Word for word, retype the records below.

Supplied material
┄┄┄┄┄┄

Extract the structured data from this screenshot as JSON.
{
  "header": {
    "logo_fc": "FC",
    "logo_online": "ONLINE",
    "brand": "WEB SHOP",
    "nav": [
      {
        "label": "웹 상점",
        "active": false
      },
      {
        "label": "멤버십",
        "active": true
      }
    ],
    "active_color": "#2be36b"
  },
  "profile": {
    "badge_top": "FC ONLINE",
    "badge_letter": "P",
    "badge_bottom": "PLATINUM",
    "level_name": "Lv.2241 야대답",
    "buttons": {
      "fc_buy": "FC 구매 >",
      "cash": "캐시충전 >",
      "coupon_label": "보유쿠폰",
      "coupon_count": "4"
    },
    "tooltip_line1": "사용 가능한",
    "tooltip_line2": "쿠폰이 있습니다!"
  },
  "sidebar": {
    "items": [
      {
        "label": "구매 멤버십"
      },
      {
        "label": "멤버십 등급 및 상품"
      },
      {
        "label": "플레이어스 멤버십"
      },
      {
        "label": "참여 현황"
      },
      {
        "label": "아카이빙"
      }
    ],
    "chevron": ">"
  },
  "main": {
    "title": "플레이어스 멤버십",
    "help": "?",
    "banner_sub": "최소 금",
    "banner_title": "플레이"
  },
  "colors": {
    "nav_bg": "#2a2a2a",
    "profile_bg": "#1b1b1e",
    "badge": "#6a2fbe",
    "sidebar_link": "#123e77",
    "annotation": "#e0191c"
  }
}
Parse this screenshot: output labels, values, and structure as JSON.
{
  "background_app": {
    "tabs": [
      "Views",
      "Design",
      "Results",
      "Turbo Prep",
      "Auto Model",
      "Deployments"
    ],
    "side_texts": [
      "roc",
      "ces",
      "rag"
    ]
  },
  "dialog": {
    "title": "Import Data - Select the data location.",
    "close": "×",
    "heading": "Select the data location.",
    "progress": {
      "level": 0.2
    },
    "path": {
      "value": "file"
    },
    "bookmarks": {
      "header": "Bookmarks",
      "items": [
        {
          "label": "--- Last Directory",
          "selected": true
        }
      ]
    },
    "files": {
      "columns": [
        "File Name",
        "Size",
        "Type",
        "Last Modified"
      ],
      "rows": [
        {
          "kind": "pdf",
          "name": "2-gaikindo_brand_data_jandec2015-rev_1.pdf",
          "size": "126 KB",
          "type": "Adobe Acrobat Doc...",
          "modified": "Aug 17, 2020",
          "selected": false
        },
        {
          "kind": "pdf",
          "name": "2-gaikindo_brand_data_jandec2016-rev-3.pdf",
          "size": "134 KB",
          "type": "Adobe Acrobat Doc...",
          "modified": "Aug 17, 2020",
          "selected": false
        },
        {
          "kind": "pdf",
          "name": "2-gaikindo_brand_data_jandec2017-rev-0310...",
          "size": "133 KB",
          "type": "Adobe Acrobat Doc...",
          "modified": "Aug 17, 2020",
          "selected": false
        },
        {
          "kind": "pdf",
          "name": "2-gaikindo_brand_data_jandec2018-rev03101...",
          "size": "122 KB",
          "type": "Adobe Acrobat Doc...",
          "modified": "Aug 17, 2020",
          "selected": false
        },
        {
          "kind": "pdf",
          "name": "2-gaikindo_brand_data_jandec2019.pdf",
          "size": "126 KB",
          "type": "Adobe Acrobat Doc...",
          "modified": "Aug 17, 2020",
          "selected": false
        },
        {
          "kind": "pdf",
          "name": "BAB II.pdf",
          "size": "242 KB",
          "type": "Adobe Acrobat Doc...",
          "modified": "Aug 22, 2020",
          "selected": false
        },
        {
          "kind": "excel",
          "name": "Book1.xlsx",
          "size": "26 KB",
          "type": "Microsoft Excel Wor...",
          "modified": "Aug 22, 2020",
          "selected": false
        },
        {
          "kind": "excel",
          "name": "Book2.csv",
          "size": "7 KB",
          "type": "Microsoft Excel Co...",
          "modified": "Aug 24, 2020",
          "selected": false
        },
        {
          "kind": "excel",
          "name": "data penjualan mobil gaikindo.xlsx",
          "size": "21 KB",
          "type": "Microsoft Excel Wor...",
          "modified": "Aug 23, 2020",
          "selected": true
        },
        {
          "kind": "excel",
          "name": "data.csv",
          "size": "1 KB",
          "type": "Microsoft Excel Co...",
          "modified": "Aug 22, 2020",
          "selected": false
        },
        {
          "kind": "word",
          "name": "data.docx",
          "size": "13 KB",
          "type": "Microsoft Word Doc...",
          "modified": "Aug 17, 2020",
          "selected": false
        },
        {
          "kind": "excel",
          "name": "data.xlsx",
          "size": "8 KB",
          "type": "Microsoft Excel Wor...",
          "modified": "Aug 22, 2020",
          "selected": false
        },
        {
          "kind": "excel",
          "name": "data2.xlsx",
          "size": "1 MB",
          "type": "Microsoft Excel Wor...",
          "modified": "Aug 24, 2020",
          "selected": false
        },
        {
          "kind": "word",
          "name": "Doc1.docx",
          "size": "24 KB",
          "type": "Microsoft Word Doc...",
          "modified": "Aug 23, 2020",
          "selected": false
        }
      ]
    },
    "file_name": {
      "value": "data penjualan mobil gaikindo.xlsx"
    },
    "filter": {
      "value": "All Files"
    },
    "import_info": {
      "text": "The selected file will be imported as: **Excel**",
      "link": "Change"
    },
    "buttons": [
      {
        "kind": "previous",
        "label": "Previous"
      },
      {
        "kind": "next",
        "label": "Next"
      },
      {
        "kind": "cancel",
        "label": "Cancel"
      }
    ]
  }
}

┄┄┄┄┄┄

Exercise solution
Extract the structured data from this screenshot as JSON.
{
  "header": {
    "logo_fc": "FC",
    "logo_online": "ONLINE",
    "brand": "WEB SHOP",
    "nav": [
      {
        "label": "웹 상점",
        "active": false
      },
      {
        "label": "멤버십",
        "active": true
      }
    ],
    "active_color": "#2be36b"
  },
  "profile": {
    "badge_top": "FC ONLINE",
    "badge_letter": "P",
    "badge_bottom": "PLATINUM",
    "level_name": "Lv.2241 야대답",
    "buttons": {
      "fc_buy": "FC 구매 >",
      "cash": "캐시충전 >",
      "coupon_label": "보유쿠폰",
      "coupon_count": "4"
    },
    "tooltip_line1": "사용 가능한",
    "tooltip_line2": "쿠폰이 있습니다!"
  },
  "sidebar": {
    "items": [
      {
        "label": "구매 멤버십"
      },
      {
        "label": "멤버십 등급 및 상품"
      },
      {
        "label": "플레이어스 멤버십"
      },
      {
        "label": "참여 현황"
      },
      {
        "label": "아카이빙"
      }
    ],
    "chevron": ">"
  },
  "main": {
    "title": "플레이어스 멤버십",
    "help": "?",
    "banner_sub": "최소 금",
    "banner_title": "플레이"
  },
  "colors": {
    "nav_bg": "#2a2a2a",
    "profile_bg": "#1b1b1e",
    "badge": "#6a2fbe",
    "sidebar_link": "#123e77",
    "annotation": "#e0191c"
  }
}
Parse this screenshot: output labels, values, and structure as JSON.
{
  "background_app": {
    "tabs": [
      "Views",
      "Design",
      "Results",
      "Turbo Prep",
      "Auto Model",
      "Deployments"
    ],
    "side_texts": [
      "roc",
      "ces",
      "rag"
    ]
  },
  "dialog": {
    "title": "Import Data - Select the data location.",
    "close": "×",
    "heading": "Select the data location.",
    "progress": {
      "level": 0.2
    },
    "path": {
      "value": "file"
    },
    "bookmarks": {
      "header": "Bookmarks",
      "items": [
        {
          "label": "--- Last Directory",
          "selected": true
        }
      ]
    },
    "files": {
      "columns": [
        "File Name",
        "Size",
        "Type",
        "Last Modified"
      ],
      "rows": [
        {
          "kind": "pdf",
          "name": "2-gaikindo_brand_data_jandec2015-rev_1.pdf",
          "size": "126 KB",
          "type": "Adobe Acrobat Doc...",
          "modified": "Aug 17, 2020",
          "selected": false
        },
        {
          "kind": "pdf",
          "name": "2-gaikindo_brand_data_jandec2016-rev-3.pdf",
          "size": "134 KB",
          "type": "Adobe Acrobat Doc...",
          "modified": "Aug 17, 2020",
          "selected": false
        },
        {
          "kind": "pdf",
          "name": "2-gaikindo_brand_data_jandec2017-rev-0310...",
          "size": "133 KB",
          "type": "Adobe Acrobat Doc...",
          "modified": "Aug 17, 2020",
          "selected": false
        },
        {
          "kind": "pdf",
          "name": "2-gaikindo_brand_data_jandec2018-rev03101...",
          "size": "122 KB",
          "type": "Adobe Acrobat Doc...",
          "modified": "Aug 17, 2020",
          "selected": false
        },
        {
          "kind": "pdf",
          "name": "2-gaikindo_brand_data_jandec2019.pdf",
          "size": "126 KB",
          "type": "Adobe Acrobat Doc...",
          "modified": "Aug 17, 2020",
          "selected": false
        },
        {
          "kind": "pdf",
          "name": "BAB II.pdf",
          "size": "242 KB",
          "type": "Adobe Acrobat Doc...",
          "modified": "Aug 22, 2020",
          "selected": false
        },
        {
          "kind": "excel",
          "name": "Book1.xlsx",
          "size": "26 KB",
          "type": "Microsoft Excel Wor...",
          "modified": "Aug 22, 2020",
          "selected": false
        },
        {
          "kind": "excel",
          "name": "Book2.csv",
          "size": "7 KB",
          "type": "Microsoft Excel Co...",
          "modified": "Aug 24, 2020",
          "selected": false
        },
        {
          "kind": "excel",
          "name": "data penjualan mobil gaikindo.xlsx",
          "size": "21 KB",
          "type": "Microsoft Excel Wor...",
          "modified": "Aug 23, 2020",
          "selected": true
        },
        {
          "kind": "excel",
          "name": "data.csv",
          "size": "1 KB",
          "type": "Microsoft Excel Co...",
          "modified": "Aug 22, 2020",
          "selected": false
        },
        {
          "kind": "word",
          "name": "data.docx",
          "size": "13 KB",
          "type": "Microsoft Word Doc...",
          "modified": "Aug 17, 2020",
          "selected": false
        },
        {
          "kind": "excel",
          "name": "data.xlsx",
          "size": "8 KB",
          "type": "Microsoft Excel Wor...",
          "modified": "Aug 22, 2020",
          "selected": false
        },
        {
          "kind": "excel",
          "name": "data2.xlsx",
          "size": "1 MB",
          "type": "Microsoft Excel Wor...",
          "modified": "Aug 24, 2020",
          "selected": false
        },
        {
          "kind": "word",
          "name": "Doc1.docx",
          "size": "24 KB",
          "type": "Microsoft Word Doc...",
          "modified": "Aug 23, 2020",
          "selected": false
        }
      ]
    },
    "file_name": {
      "value": "data penjualan mobil gaikindo.xlsx"
    },
    "filter": {
      "value": "All Files"
    },
    "import_info": {
      "text": "The selected file will be imported as: **Excel**",
      "link": "Change"
    },
    "buttons": [
      {
        "kind": "previous",
        "label": "Previous"
      },
      {
        "kind": "next",
        "label": "Next"
      },
      {
        "kind": "cancel",
        "label": "Cancel"
      }
    ]
  }
}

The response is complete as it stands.